It's a good idea rebuild the VM, but once a week or something like this or you risk to spend the majority of the time in installing and configuring instead of surfing the net ;-)

deadlinx
 
Old 06-02-2007, 11:43 AM   #4
anomie
Senior Member
 
Registered: Nov 2004
Location: Texas
Distribution: RHEL, Scientific Linux, Debian, Fedora, Lubuntu, FreeBSD
Posts: 3,930
Blog Entries: 5

Rep: Reputation: Disabled
Quote:
Originally Posted by deadlinx
I mean the hypervisor is loaded in the kernel, if it is buggy than we'll get directly access to the host!
Fair enough, but compared to the odds of a buggy browser leading to some exploit which leads to data loss or some other privilege escalation, etc., I think you're better off with a hypervisor or emulator. Both risks are low on a GNU/Linux box. But I think your intent is to make them even lower.

Quote:
Originally Posted by deadlinx
It's a good idea rebuild the VM, but once a week or something like this or you risk to spend the majority of the time in installing and configuring instead of surfing the net ;-)
I was referring to something more like running a copy that you've already configured. e.g. Install and configure the VM once, and then run only a snapshot when cruising the web (so that any changes are not written back to the original).

Last edited by anomie; 06-02-2007 at 11:45 AM.
 
Old 06-02-2007, 11:44 AM   #5
deadlinx
Member
 
Registered: Feb 2006
Location: Italy
Distribution: Ubuntu FreeBSD
Posts: 92

Original Poster
Rep: Reputation: 15
Hi,

it rest us another problem: while you're accessing the net via-VM, the host is still accessible from the net so I have a doubt can a virtual machine really increase host safety?

deadlinx
 
Old 06-02-2007, 11:46 AM   #6
anomie
Senior Member
 
Registered: Nov 2004
Location: Texas
Distribution: RHEL, Scientific Linux, Debian, Fedora, Lubuntu, FreeBSD
Posts: 3,930
Blog Entries: 5

Rep: Reputation: Disabled
Quote:
Originally Posted by deadlinx
while you're accessing the net via-VM, the host is still accessible from the net ...
Why? Are you running services on the host which are open to external networks?
 
Old 06-02-2007, 01:18 PM   #7
deadlinx
Member
 
Registered: Feb 2006
Location: Italy
Distribution: Ubuntu FreeBSD
Posts: 92

Original Poster
Rep: Reputation: 15
Hi,

Quote:
Originally Posted by anomie
Are you running services on the host which are open to external networks?
You're right,I've no services on the host,
sorry, I need more sleeping hours - weekend spoils me -
or I risk to write other stupid replies,
next time I'll debug my doubts before writing ;-)

Thanks,

good saturday!

deadlinx
 
  


Reply

Tags
hardening, kernel, security, virtualization

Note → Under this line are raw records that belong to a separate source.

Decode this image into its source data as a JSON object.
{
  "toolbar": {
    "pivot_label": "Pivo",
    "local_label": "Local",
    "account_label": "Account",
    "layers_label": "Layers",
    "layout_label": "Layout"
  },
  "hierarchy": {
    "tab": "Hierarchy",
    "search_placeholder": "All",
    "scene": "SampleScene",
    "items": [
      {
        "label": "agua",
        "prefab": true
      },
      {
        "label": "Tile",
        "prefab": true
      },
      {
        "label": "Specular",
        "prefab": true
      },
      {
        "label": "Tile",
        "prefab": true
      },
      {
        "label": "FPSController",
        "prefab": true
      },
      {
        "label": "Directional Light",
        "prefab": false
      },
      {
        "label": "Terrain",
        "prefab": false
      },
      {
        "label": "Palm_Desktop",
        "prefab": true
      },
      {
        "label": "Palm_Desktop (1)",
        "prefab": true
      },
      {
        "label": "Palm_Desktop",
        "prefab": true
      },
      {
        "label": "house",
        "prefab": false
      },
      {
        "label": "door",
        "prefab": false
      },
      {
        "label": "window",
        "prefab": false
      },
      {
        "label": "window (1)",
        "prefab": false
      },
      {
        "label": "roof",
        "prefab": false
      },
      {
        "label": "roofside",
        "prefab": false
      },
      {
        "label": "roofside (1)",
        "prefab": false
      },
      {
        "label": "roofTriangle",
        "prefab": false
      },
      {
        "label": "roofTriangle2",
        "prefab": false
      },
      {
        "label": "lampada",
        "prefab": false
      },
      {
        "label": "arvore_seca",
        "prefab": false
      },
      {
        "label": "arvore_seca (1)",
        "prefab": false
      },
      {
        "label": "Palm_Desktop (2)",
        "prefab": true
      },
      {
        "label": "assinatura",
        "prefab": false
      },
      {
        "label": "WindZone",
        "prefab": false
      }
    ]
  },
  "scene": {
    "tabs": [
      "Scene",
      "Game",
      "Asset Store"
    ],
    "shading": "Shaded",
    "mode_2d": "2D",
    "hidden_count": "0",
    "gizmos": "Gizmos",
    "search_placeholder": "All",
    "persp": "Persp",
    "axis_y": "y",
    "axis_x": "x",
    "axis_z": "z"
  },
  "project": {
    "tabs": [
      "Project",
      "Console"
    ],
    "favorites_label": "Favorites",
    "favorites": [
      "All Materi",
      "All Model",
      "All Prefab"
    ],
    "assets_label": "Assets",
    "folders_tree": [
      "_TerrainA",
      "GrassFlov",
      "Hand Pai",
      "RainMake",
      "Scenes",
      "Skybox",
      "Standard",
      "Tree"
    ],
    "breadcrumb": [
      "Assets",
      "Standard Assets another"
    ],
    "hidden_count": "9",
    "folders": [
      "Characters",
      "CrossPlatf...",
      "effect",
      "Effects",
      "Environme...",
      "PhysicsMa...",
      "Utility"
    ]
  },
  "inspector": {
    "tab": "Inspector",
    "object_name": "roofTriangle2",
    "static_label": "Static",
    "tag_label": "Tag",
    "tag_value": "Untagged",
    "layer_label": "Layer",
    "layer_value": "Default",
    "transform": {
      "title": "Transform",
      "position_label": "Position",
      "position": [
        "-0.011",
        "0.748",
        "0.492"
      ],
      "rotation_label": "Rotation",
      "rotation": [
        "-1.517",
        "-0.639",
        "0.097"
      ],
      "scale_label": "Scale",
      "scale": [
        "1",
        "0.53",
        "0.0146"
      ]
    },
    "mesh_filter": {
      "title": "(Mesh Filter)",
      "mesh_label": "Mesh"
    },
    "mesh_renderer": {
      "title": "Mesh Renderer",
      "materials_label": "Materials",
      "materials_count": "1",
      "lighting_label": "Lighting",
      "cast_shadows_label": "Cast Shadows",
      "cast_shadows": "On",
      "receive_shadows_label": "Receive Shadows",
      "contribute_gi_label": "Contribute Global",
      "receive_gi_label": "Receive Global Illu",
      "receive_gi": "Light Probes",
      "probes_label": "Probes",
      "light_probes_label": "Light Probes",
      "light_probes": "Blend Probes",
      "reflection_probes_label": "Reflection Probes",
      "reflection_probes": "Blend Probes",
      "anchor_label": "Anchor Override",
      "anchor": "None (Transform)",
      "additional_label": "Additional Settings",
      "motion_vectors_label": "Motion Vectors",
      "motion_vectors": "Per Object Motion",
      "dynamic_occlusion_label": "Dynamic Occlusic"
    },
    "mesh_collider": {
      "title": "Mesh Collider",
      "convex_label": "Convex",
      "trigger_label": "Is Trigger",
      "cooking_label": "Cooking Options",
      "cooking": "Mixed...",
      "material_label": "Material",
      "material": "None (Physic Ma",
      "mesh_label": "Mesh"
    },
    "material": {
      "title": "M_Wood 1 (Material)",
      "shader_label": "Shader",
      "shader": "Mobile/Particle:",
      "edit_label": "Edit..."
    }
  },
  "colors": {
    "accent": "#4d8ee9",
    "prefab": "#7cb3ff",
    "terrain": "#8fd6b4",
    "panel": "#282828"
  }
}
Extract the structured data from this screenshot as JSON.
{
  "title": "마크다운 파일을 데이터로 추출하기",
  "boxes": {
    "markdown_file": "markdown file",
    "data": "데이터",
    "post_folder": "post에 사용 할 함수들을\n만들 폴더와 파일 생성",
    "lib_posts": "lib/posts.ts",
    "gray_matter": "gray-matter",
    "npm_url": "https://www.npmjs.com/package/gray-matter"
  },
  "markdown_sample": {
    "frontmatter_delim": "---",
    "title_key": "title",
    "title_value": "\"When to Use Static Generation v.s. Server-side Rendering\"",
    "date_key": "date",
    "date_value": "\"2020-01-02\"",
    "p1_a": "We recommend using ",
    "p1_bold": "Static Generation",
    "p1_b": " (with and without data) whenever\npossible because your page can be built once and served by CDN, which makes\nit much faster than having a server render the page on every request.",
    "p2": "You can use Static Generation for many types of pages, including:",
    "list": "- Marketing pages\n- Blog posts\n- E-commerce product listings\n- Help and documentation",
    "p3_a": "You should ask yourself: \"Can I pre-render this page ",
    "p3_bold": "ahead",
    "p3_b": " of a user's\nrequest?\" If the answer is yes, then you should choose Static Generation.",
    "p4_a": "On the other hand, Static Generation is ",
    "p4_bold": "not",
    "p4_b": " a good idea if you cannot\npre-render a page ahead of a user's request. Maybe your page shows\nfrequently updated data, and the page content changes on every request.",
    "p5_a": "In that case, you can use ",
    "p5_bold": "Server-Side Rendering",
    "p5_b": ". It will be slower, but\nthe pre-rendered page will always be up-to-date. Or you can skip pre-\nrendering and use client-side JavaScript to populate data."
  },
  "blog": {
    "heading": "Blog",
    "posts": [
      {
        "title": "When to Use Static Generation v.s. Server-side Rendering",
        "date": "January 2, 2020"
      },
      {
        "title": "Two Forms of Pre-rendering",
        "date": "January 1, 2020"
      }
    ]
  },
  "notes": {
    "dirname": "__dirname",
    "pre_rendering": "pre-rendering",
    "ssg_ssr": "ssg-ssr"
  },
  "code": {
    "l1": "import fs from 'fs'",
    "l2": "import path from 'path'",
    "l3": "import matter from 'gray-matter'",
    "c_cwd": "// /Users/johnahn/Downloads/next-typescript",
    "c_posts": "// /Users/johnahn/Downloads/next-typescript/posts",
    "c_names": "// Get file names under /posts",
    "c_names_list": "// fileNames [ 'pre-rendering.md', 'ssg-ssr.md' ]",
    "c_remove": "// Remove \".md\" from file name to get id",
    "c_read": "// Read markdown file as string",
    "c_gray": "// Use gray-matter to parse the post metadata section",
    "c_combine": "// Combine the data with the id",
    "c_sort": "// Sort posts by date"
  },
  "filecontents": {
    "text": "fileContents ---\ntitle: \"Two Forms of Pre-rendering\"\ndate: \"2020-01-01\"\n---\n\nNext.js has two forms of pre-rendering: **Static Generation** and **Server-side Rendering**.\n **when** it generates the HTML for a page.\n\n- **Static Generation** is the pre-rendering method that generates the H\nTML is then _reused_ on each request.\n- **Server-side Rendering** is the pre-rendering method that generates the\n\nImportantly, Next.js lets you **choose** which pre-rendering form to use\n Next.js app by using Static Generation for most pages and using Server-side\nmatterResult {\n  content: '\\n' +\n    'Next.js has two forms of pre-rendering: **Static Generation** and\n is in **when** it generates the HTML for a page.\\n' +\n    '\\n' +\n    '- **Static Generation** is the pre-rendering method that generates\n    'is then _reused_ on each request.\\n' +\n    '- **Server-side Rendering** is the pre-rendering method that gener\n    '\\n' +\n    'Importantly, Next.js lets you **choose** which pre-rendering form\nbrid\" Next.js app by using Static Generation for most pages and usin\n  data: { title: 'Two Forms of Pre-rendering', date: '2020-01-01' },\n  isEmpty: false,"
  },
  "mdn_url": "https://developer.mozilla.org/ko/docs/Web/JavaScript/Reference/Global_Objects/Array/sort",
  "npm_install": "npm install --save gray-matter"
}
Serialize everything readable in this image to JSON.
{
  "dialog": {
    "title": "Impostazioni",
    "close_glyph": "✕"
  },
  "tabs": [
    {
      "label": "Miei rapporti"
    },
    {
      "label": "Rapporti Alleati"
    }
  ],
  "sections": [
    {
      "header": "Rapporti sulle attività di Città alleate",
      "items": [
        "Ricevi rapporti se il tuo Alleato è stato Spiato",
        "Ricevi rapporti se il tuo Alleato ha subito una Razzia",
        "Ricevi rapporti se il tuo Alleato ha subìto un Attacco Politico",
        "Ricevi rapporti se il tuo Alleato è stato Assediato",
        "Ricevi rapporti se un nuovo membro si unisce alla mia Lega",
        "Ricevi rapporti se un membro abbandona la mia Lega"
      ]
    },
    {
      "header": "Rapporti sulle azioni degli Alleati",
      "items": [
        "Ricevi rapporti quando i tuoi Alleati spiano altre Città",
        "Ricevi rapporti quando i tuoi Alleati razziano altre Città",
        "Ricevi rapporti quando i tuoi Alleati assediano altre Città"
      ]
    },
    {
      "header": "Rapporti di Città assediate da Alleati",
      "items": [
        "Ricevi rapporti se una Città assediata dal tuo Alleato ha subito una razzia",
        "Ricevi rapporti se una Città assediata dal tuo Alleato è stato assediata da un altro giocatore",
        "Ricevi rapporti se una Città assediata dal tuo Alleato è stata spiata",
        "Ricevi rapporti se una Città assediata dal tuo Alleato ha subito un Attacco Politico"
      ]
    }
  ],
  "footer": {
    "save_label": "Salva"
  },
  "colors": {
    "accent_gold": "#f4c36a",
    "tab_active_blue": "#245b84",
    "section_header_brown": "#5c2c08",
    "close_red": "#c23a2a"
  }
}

Thread Tools Search this Thread
Search this Thread:

Advanced Search

Posting Rules
You may not post new threads
You may not post replies
You may not post attachments
You may not edit your posts

BB code is On
Smilies are On
[IMG] code is Off
HTML code is Off


Similar Threads
Thread Thread Starter Forum Replies Last Post
virtual machines forum bskrakes LQ Suggestions & Feedback 22 05-14-2007 05:04 AM
virtual machines ?'s tlarkin Suse/Novell 7 10-05-2006 04:15 PM
New Category - Virtual Machines BaptismOfFire LQ Suggestions & Feedback 5 02-19-2006 08:00 PM
Virtual Machines Berticus Linux - Newbie 8 10-18-2005 12:38 AM
Virtual Machines ZoZo Linux - General 2 09-23-2002 12:01 AM


All times are GMT -5. The time now is 05:06 PM.

Main Menu
My LQ
Write for LQ
LinuxQuestions.org is looking for people interested in writing Editorials, Articles, Reviews, and more. If you'd like to contribute content, let us know.
Main Menu
Syndicate
RSS1  Latest Threads
RSS1  LQ News
Twitter: @linuxquestions
identi.ca: @linuxquestions
Facebook: linuxquestions Google+: linuxquestions
Open Source Consulting | Domain Registration